Thinking about virtual and IRL experiences isn’t just a matter of abiding by restrictions and playing to audiences’ new preferences and comfort levels—it’s so much more important than that. It’s about inclusivity, diversity, and accessibility, for consumers as well as for creators.
A thoughtfully designed digital offering can level previously steep playing fields, making a range of experiences available to audiences who previously couldn’t afford or physically attend location-based experiences. The knock-on effect here could potentially open doors too long shut to minority creators.
Arts and culture organizations could learn from the wider creative industries in this regard; as a result of the long-standing accessibility challenges highlighted by COVID-19, design and advertising coalitions have launched programs like .movtogether and the Design Community Hub to address the disparity.
The bridging of digital and physical experiences may be relatively new to mainstream cultural organizations, but retailers have been greasing the wheels on this transformational approach for years now. Think Ikea’s augmented reality Home app, or HP Reveal’s contribution to bridging the gap between home and school for students. An American Institute of Graphic Arts report on design futures aptly observes that in these cases, digital elements add value to the overall experience, rather than simply funneling audiences to some main live event.
And now we’re seeing this same “add-on” approach emerge from more high-end brands. Celebrated fashion designer Thom Browne launched his 2021 collection in a virtual 3D showroom—and while the experience was developed due to COVID-19 restrictions, it certainly doesn’t feel like a forced substitute. Never before have audiences at a runway show had such in-depth access to the details of Browne’s work. In this iteration, viewers can take their sweet time experiencing each piece in 360-degree, high-definition glory. Browne now intends to include a virtual element in future launches, as a valuable component alongside live showings.

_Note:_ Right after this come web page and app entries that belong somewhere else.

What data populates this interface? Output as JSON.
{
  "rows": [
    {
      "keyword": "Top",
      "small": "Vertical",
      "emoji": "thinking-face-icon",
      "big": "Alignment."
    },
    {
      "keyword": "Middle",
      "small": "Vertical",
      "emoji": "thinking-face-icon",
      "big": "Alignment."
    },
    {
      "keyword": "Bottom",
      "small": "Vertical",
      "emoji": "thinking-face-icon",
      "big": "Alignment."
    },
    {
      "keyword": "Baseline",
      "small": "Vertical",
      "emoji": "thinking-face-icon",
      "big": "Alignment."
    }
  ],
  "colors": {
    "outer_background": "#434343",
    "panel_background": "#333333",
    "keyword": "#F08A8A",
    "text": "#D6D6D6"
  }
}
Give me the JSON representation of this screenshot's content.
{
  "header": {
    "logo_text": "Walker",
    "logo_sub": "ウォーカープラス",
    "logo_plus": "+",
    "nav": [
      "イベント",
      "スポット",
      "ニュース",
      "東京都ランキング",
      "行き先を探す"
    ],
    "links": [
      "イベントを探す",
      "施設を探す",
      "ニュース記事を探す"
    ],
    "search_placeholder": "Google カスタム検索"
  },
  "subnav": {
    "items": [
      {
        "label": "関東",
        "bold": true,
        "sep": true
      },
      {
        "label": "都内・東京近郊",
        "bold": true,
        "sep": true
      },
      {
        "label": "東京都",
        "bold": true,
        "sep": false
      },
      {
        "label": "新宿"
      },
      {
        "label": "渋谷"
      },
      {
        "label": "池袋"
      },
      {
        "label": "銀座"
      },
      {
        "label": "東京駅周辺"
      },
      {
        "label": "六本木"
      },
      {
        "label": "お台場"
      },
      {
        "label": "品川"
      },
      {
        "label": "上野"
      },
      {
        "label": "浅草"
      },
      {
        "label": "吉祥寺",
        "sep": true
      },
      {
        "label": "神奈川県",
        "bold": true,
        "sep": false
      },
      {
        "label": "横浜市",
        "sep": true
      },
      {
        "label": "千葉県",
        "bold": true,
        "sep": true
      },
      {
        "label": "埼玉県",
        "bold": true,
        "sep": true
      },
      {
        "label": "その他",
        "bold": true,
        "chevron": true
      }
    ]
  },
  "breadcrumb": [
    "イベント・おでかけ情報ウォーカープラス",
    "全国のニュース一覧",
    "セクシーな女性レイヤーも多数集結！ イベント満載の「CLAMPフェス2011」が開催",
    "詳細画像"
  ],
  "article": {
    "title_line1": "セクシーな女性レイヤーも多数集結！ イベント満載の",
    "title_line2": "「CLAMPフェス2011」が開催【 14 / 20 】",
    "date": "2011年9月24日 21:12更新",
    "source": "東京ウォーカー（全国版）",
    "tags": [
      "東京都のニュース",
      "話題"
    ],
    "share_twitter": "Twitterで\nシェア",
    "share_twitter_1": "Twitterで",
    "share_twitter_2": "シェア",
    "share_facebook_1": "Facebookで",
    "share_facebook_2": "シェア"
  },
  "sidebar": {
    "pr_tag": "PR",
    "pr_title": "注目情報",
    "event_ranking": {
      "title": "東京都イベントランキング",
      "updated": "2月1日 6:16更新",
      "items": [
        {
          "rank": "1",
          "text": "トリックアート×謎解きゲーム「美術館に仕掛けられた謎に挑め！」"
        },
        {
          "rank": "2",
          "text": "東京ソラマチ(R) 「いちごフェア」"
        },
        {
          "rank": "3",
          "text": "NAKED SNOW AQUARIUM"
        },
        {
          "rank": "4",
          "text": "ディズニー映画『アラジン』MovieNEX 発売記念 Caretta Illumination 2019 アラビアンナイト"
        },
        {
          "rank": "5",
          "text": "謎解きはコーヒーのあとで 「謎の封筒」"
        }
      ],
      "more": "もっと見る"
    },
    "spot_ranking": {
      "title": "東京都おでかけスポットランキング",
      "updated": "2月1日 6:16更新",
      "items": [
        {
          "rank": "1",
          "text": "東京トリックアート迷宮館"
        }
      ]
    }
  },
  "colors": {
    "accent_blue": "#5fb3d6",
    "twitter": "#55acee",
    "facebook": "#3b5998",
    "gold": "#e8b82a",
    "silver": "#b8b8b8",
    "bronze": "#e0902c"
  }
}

Building a bridge
But well-designed digital experiences don’t necessarily have to be slick and expensive. Yes, emerging VR and AR tech has a new, more urgent lease on life, and luxury brands are leading the way for many exciting and important innovations. But organizations without the budget or resources for flashy experiences needn’t feel like they’re doomed to the “old normal.”
One of the biggest successes in digital experience innovations during COVID-19 was the Frick Collection’s Cocktails With a Curator series. Low-tech videos filmed inside curators’ homes generated millions of views, proving, as The New York Times observed, that “online audiences don’t expect a simulation of a gallery visit on-screen. They want a museum experience native to the web—and that can be a little faster, a little less polished, a little more direct.”
At the end of the day, arts and culture organizations need to keep their focus where it’s always been: human connection. And they need to design their experiences—online or in person—with that humanity at the core.
What we have now is an opportunity to expand the definition of what connection with the arts means and who gets to participate in it. We have a chance to design the future of the industry in a way that makes a notable difference for the mental and emotional health of our global community—a priority that should have taken center stage a long time ago.
Amy Globus is the cofounder and creative director at Team, working with clients like Pfizer, the Bronx Museum, and Red Bull Arts.